The expected answer is a single number, namely how many lines in the data below hold the word "their".

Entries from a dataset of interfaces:
——

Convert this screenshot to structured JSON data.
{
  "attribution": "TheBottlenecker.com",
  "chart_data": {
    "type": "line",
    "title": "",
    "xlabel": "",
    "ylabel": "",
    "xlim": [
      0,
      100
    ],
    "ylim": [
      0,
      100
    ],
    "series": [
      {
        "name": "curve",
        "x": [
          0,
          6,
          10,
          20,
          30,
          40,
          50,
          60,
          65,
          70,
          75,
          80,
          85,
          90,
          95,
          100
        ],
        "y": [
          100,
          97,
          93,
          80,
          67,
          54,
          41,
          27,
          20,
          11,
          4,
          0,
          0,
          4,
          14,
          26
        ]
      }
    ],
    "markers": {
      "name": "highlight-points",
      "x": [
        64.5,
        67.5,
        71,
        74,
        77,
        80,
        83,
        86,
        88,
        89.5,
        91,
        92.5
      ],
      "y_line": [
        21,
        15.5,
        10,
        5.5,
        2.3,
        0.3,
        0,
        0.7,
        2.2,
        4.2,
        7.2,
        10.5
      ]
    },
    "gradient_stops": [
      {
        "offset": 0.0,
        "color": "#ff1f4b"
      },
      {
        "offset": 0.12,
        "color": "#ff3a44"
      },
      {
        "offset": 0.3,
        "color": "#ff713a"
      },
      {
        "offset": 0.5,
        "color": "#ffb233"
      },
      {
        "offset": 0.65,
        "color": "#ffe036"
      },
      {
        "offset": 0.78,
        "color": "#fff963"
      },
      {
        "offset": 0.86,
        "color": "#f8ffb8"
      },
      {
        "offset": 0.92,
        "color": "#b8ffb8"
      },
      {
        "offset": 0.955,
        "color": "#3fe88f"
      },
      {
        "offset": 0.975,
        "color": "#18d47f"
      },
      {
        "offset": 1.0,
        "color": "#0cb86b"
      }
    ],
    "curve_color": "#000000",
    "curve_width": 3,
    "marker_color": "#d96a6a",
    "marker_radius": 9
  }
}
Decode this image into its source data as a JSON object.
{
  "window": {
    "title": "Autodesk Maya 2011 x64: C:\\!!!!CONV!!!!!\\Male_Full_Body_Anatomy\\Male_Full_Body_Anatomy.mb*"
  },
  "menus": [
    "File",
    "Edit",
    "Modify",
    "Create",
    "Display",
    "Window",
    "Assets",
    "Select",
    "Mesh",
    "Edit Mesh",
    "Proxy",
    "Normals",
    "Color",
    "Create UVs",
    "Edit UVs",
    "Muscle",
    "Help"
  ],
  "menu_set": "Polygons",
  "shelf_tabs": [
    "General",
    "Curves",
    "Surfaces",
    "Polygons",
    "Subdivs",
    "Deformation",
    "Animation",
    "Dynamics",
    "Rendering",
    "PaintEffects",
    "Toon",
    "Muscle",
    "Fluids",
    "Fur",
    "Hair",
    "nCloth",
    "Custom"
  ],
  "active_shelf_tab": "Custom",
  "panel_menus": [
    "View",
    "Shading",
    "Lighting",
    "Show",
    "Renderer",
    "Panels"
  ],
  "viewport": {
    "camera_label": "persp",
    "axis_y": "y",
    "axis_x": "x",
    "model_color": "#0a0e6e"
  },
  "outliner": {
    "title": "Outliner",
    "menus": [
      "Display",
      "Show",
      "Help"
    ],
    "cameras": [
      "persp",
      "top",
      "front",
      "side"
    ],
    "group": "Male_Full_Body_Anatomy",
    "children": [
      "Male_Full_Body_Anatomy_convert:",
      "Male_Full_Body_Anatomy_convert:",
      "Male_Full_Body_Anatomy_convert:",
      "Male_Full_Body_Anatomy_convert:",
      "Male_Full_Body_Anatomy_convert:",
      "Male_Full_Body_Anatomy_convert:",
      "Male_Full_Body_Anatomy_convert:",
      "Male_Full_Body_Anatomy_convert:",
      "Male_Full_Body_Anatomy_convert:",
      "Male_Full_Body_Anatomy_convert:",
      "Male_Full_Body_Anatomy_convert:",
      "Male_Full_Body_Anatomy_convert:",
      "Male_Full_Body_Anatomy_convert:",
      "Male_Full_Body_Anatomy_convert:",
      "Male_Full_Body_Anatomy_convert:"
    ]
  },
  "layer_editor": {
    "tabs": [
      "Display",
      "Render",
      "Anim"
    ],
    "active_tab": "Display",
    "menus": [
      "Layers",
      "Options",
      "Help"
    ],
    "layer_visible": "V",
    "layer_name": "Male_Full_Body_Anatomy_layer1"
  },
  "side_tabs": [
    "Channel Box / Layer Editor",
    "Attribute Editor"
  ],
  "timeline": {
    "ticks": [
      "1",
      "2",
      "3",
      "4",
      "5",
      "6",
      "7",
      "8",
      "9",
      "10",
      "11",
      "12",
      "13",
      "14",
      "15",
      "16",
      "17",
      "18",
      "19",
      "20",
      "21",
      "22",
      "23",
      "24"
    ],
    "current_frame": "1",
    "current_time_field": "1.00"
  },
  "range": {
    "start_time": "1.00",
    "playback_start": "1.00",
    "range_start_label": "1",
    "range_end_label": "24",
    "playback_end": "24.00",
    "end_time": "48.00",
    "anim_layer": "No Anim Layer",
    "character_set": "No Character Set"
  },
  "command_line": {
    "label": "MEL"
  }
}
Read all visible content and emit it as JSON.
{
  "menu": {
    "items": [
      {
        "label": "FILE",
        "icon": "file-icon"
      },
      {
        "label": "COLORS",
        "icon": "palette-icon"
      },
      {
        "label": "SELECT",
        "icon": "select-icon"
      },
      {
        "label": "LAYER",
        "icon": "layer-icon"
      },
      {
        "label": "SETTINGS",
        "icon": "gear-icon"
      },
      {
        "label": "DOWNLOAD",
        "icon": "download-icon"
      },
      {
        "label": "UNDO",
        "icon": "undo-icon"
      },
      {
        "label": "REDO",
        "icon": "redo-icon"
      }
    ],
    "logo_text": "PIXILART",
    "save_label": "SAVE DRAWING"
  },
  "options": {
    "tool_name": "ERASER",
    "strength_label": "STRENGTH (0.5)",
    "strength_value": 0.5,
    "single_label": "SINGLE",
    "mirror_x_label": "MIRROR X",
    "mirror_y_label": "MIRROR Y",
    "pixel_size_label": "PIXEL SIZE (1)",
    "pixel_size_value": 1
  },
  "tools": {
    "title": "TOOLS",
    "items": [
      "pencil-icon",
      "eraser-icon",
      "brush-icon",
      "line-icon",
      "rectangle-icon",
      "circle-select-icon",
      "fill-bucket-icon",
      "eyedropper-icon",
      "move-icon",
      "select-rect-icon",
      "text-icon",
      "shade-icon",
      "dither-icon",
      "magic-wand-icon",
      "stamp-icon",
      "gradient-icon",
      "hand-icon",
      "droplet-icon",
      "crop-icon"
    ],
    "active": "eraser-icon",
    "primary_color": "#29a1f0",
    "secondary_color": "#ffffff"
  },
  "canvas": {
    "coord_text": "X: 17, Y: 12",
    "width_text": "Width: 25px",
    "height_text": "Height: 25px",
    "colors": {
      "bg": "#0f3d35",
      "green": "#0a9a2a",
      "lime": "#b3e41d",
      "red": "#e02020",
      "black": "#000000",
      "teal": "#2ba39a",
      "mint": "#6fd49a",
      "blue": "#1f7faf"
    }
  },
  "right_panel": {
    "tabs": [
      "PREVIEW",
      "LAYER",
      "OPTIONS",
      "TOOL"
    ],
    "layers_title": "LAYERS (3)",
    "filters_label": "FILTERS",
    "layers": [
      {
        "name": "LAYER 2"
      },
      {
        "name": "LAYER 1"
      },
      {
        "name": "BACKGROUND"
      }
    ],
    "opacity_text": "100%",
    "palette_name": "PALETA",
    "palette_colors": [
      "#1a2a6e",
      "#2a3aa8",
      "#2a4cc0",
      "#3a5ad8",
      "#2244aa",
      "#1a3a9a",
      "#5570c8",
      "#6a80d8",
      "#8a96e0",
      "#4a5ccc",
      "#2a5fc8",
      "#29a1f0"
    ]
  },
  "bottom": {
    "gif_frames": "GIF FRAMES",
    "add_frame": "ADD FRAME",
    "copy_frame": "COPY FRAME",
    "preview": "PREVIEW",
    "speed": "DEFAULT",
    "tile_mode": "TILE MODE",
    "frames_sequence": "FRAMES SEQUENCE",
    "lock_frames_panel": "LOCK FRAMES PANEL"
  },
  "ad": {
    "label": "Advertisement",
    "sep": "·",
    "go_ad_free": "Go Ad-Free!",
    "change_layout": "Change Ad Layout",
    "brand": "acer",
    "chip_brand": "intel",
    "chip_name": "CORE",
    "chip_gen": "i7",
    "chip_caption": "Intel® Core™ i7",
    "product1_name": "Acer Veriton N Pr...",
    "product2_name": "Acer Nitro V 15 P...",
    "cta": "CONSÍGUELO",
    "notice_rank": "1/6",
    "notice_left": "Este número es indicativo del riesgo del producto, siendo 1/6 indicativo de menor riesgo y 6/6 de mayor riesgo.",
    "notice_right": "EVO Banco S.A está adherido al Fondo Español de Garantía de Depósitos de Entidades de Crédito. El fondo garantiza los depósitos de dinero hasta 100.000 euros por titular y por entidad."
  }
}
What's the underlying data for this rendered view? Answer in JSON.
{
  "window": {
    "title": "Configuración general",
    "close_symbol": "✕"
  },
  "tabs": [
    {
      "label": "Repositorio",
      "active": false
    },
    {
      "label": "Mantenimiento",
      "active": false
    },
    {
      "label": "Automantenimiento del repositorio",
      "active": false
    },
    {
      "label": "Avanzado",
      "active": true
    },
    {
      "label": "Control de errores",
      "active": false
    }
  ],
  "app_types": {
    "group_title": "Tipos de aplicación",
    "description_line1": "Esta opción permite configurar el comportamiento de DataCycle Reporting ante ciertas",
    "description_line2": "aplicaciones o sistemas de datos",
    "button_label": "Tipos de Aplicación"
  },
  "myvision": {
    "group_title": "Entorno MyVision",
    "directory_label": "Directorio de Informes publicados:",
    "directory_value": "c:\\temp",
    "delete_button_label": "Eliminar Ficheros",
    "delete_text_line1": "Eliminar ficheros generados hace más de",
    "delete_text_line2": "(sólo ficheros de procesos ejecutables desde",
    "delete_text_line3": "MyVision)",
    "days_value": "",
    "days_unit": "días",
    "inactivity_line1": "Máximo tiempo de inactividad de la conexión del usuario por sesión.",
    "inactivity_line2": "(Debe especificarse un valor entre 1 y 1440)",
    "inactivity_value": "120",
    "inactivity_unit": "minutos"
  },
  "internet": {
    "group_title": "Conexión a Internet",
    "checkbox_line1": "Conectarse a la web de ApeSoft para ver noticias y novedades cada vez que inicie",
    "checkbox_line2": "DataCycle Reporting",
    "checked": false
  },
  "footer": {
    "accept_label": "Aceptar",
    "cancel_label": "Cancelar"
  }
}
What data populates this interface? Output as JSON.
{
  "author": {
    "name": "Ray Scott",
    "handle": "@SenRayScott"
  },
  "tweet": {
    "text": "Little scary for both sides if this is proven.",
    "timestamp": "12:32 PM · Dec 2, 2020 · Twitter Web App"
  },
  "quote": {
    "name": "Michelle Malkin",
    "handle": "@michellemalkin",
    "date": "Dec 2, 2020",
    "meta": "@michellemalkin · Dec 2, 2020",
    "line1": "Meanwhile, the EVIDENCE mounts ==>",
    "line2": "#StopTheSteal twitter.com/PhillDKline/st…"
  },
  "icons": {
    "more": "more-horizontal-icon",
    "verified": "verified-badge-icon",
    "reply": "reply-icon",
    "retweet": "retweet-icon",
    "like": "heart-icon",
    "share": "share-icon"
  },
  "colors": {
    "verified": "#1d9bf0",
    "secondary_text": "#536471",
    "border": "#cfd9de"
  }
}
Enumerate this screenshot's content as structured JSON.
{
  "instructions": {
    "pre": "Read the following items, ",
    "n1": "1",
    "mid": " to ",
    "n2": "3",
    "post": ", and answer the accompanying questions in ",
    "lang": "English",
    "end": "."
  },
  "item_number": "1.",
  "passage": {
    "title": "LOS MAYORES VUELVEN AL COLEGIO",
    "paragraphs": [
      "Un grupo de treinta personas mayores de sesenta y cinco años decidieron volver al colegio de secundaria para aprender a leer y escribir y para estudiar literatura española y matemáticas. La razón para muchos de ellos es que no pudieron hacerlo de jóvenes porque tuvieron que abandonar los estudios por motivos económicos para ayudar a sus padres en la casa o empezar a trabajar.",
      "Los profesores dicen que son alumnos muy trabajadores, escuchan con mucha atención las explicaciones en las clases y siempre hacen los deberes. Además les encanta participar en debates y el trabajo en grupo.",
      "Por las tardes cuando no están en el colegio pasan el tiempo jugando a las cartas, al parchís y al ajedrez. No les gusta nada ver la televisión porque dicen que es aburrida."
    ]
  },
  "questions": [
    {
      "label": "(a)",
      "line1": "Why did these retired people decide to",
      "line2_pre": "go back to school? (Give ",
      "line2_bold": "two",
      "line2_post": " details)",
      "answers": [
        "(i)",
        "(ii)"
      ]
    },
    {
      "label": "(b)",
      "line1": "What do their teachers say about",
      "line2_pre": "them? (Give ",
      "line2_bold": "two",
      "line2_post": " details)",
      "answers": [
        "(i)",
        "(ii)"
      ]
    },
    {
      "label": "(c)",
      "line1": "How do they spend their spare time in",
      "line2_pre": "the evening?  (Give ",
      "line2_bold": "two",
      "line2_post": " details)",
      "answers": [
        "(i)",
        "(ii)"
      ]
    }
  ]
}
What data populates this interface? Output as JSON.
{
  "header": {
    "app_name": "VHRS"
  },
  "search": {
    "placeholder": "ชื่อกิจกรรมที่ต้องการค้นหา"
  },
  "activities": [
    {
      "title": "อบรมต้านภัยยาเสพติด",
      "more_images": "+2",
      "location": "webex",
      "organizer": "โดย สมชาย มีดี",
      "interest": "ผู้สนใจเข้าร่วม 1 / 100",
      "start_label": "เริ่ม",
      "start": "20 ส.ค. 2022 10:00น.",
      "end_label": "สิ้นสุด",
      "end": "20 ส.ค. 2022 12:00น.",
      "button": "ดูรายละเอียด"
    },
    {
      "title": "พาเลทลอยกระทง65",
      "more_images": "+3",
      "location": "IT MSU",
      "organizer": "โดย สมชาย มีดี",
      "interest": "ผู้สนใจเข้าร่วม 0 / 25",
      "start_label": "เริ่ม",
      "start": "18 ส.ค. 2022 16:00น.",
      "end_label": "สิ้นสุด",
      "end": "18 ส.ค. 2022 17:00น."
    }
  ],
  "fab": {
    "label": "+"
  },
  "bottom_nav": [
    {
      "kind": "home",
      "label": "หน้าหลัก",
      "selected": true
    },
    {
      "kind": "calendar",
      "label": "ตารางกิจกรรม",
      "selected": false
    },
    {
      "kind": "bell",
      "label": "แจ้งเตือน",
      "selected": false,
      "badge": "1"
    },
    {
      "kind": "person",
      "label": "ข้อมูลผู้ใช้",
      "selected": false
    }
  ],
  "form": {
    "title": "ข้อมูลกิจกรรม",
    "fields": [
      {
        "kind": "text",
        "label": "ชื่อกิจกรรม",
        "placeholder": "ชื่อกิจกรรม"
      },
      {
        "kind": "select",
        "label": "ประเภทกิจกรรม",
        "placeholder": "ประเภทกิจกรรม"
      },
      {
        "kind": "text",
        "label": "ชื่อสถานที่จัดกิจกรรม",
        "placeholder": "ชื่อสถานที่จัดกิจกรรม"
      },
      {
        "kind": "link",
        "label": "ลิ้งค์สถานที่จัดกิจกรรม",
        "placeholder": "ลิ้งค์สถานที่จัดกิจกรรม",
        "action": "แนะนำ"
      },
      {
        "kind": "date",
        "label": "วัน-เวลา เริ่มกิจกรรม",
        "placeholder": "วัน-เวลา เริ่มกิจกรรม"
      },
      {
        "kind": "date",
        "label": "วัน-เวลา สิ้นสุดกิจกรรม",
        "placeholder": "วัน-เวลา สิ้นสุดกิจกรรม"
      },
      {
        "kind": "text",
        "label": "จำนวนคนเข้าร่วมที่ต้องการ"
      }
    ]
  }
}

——

▶ **PROBLEM SOLUTION**: 2